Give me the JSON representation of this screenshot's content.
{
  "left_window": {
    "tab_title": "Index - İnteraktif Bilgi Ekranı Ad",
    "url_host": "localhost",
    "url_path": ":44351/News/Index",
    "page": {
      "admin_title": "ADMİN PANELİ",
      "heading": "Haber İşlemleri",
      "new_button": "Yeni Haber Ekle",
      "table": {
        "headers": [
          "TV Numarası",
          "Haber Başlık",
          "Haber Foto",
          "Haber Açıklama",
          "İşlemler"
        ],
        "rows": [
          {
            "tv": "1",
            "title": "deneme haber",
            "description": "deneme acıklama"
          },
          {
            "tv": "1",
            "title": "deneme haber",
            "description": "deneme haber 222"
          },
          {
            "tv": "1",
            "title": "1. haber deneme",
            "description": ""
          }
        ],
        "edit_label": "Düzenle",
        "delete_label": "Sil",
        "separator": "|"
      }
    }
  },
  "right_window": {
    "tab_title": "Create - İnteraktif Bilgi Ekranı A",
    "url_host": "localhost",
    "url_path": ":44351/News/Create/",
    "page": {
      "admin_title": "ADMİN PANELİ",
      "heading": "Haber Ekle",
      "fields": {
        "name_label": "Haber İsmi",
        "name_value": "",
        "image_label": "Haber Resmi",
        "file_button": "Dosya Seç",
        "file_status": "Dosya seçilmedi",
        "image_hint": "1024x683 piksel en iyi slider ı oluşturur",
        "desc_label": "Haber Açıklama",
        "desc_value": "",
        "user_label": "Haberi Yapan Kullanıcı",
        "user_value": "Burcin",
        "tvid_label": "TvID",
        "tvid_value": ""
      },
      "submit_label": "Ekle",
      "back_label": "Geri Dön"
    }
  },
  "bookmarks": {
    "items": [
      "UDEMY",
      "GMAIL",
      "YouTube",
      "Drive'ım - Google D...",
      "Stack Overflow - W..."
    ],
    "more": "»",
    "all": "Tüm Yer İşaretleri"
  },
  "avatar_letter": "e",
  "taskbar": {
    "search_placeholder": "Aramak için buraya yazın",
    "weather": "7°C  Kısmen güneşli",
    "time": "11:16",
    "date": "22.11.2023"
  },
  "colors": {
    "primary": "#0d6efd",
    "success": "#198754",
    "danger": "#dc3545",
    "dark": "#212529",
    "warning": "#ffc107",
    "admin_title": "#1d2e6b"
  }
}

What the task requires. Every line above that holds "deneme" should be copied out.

Written reply.
            "title": "deneme haber",
            "description": "deneme acıklama"
            "title": "deneme haber",
            "description": "deneme haber 222"
            "title": "1. haber deneme",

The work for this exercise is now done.